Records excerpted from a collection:

+---+

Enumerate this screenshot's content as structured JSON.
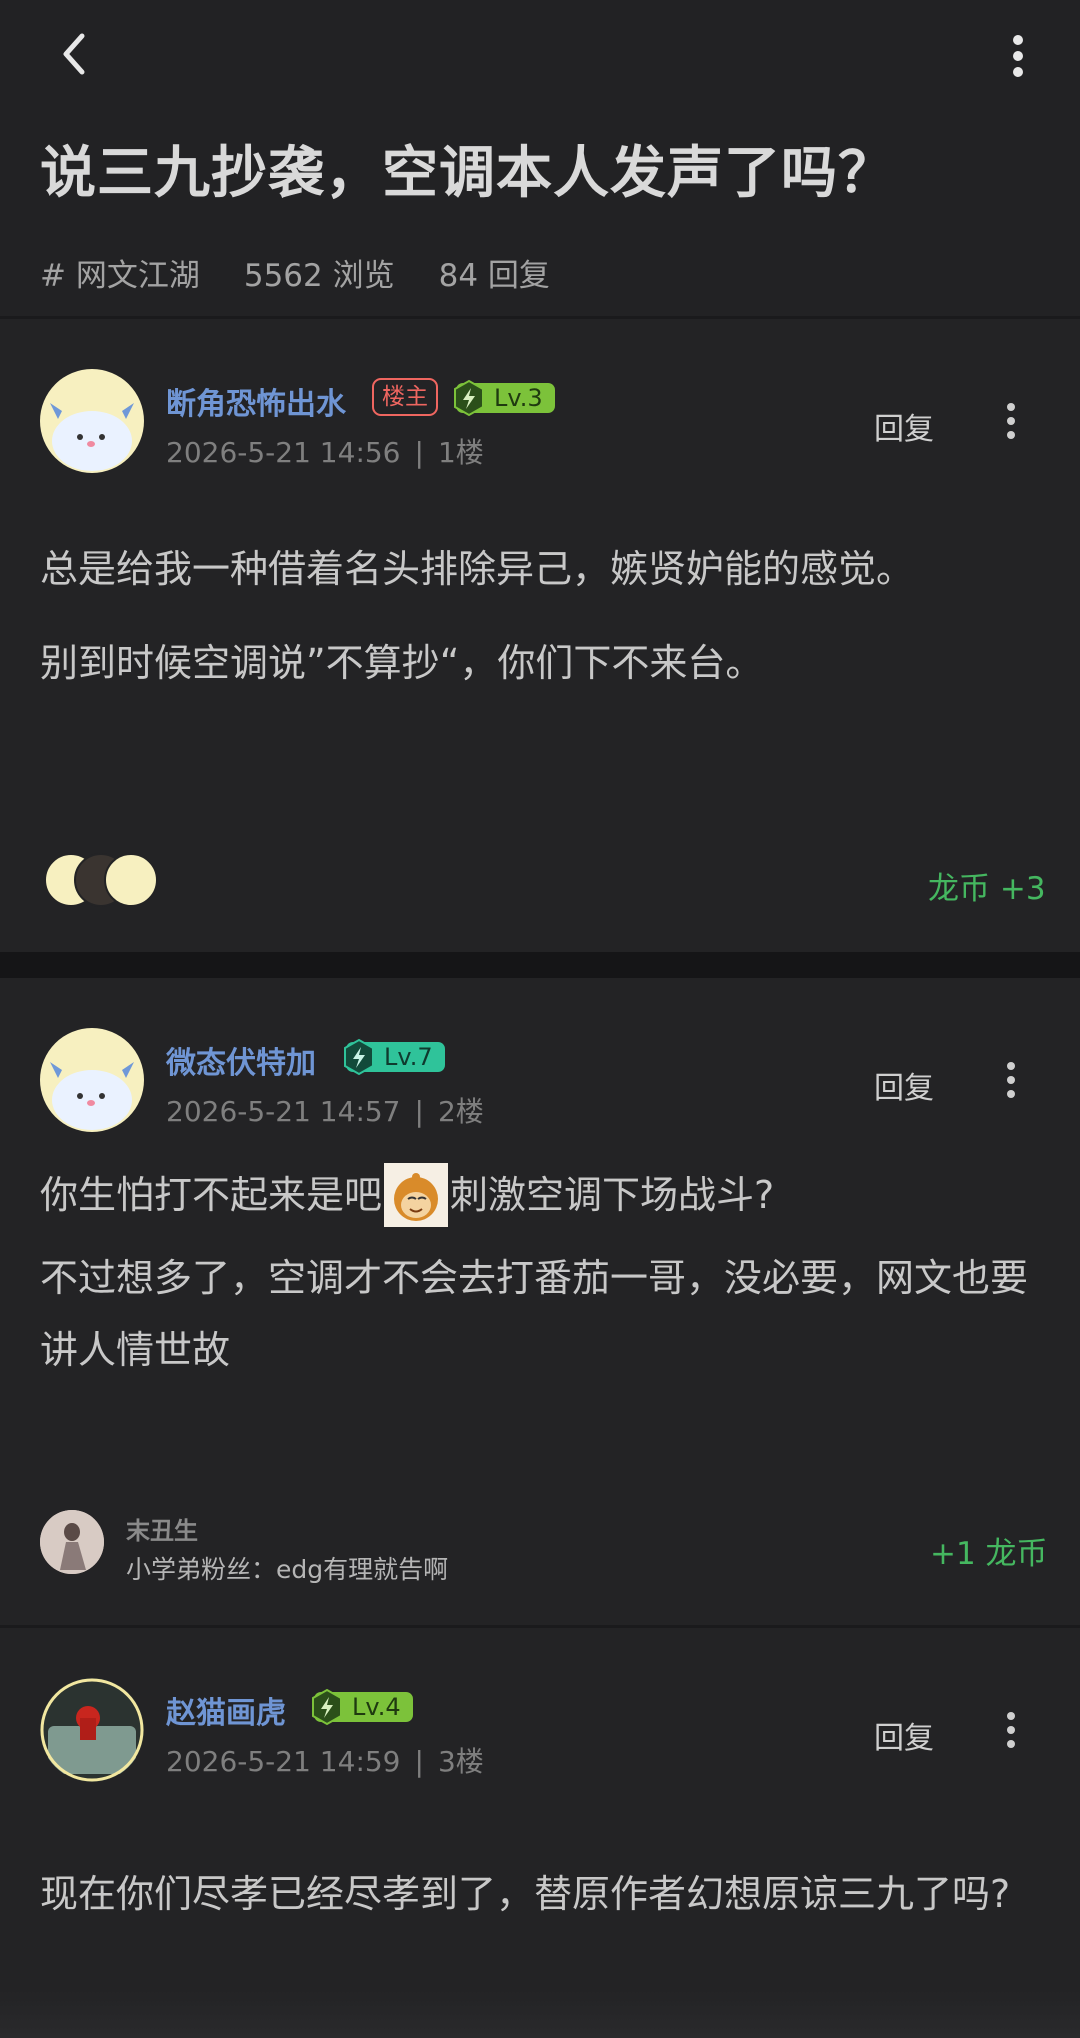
{
  "header": {
    "title": "说三九抄袭，空调本人发声了吗？",
    "tag": "# 网文江湖",
    "views": "5562 浏览",
    "replies": "84 回复"
  },
  "posts": [
    {
      "username": "断角恐怖出水",
      "host_badge": "楼主",
      "level": "Lv.3",
      "level_color": "#7cc23a",
      "date": "2026-5-21 14:56",
      "floor": "1楼",
      "reply": "回复",
      "lines": [
        "总是给我一种借着名头排除异己，嫉贤妒能的感觉。",
        "别到时候空调说”不算抄“，你们下不来台。"
      ],
      "reward": "龙币 +3"
    },
    {
      "username": "微态伏特加",
      "level": "Lv.7",
      "level_color": "#2fc39a",
      "date": "2026-5-21 14:57",
      "floor": "2楼",
      "reply": "回复",
      "line1_a": "你生怕打不起来是吧",
      "line1_b": "刺激空调下场战斗?",
      "line2": "不过想多了，空调才不会去打番茄一哥，没必要，网文也要讲人情世故",
      "sub_reply": {
        "name": "末丑生",
        "text": "小学弟粉丝：edg有理就告啊"
      },
      "reward": "+1 龙币"
    },
    {
      "username": "赵猫画虎",
      "level": "Lv.4",
      "level_color": "#7cc23a",
      "date": "2026-5-21 14:59",
      "floor": "3楼",
      "reply": "回复",
      "line1": "现在你们尽孝已经尽孝到了，替原作者幻想原谅三九了吗?"
    }
  ],
  "colors": {
    "accent_blue": "#6f95d4",
    "reward_green": "#45b760",
    "host_red": "#ef6660"
  }
}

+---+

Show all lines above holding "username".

      "username": "断角恐怖出水",
      "username": "微态伏特加",
      "username": "赵猫画虎",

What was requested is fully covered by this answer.